Records for the task: Begin
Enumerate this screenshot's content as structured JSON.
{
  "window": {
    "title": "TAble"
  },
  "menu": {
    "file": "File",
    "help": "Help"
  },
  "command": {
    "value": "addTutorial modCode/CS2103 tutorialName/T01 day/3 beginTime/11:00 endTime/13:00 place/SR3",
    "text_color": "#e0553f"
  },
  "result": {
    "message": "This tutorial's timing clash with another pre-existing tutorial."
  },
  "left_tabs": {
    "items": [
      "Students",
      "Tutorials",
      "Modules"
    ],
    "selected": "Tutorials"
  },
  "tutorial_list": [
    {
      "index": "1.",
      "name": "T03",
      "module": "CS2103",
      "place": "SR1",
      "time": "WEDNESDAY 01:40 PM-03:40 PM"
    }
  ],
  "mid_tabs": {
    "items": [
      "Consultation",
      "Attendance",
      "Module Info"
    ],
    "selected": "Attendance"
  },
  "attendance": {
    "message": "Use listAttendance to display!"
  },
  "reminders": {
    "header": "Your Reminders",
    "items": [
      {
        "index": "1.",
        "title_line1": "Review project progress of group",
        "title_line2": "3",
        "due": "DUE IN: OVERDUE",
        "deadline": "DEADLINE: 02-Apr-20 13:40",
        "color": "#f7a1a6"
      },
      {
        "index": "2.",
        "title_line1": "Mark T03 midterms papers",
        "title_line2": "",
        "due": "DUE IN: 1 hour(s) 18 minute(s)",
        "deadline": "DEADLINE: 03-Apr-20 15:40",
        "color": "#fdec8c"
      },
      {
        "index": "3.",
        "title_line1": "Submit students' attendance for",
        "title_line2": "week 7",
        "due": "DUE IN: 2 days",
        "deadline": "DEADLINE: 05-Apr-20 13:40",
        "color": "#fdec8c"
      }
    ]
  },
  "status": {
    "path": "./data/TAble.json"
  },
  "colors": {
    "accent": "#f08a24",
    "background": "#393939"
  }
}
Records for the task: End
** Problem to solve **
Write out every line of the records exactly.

** Written answer **
Enumerate this screenshot's content as structured JSON.
{
  "window": {
    "title": "TAble"
  },
  "menu": {
    "file": "File",
    "help": "Help"
  },
  "command": {
    "value": "addTutorial modCode/CS2103 tutorialName/T01 day/3 beginTime/11:00 endTime/13:00 place/SR3",
    "text_color": "#e0553f"
  },
  "result": {
    "message": "This tutorial's timing clash with another pre-existing tutorial."
  },
  "left_tabs": {
    "items": [
      "Students",
      "Tutorials",
      "Modules"
    ],
    "selected": "Tutorials"
  },
  "tutorial_list": [
    {
      "index": "1.",
      "name": "T03",
      "module": "CS2103",
      "place": "SR1",
      "time": "WEDNESDAY 01:40 PM-03:40 PM"
    }
  ],
  "mid_tabs": {
    "items": [
      "Consultation",
      "Attendance",
      "Module Info"
    ],
    "selected": "Attendance"
  },
  "attendance": {
    "message": "Use listAttendance to display!"
  },
  "reminders": {
    "header": "Your Reminders",
    "items": [
      {
        "index": "1.",
        "title_line1": "Review project progress of group",
        "title_line2": "3",
        "due": "DUE IN: OVERDUE",
        "deadline": "DEADLINE: 02-Apr-20 13:40",
        "color": "#f7a1a6"
      },
      {
        "index": "2.",
        "title_line1": "Mark T03 midterms papers",
        "title_line2": "",
        "due": "DUE IN: 1 hour(s) 18 minute(s)",
        "deadline": "DEADLINE: 03-Apr-20 15:40",
        "color": "#fdec8c"
      },
      {
        "index": "3.",
        "title_line1": "Submit students' attendance for",
        "title_line2": "week 7",
        "due": "DUE IN: 2 days",
        "deadline": "DEADLINE: 05-Apr-20 13:40",
        "color": "#fdec8c"
      }
    ]
  },
  "status": {
    "path": "./data/TAble.json"
  },
  "colors": {
    "accent": "#f08a24",
    "background": "#393939"
  }
}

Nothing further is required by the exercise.